»»

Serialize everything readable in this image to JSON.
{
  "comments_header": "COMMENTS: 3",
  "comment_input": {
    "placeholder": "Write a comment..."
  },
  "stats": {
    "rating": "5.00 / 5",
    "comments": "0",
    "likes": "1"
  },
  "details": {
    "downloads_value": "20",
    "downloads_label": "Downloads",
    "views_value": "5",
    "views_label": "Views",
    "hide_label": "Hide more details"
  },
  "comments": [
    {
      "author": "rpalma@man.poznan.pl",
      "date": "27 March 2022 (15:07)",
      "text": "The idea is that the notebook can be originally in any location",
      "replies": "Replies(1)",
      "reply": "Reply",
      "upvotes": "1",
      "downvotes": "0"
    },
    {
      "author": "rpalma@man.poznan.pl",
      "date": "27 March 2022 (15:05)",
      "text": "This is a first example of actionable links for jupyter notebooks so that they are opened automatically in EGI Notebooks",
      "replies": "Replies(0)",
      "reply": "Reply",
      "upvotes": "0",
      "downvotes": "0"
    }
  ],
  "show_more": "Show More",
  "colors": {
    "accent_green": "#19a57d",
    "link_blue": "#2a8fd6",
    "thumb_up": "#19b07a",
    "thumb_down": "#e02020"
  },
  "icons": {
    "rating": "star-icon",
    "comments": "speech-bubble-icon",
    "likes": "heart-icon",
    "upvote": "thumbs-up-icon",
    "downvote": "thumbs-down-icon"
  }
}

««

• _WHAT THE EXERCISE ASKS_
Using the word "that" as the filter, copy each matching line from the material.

• _EXPECTED ANSWER_
      "text": "The idea is that the notebook can be originally in any location",
      "text": "This is a first example of actionable links for jupyter notebooks so that they are opened automatically in EGI Notebooks",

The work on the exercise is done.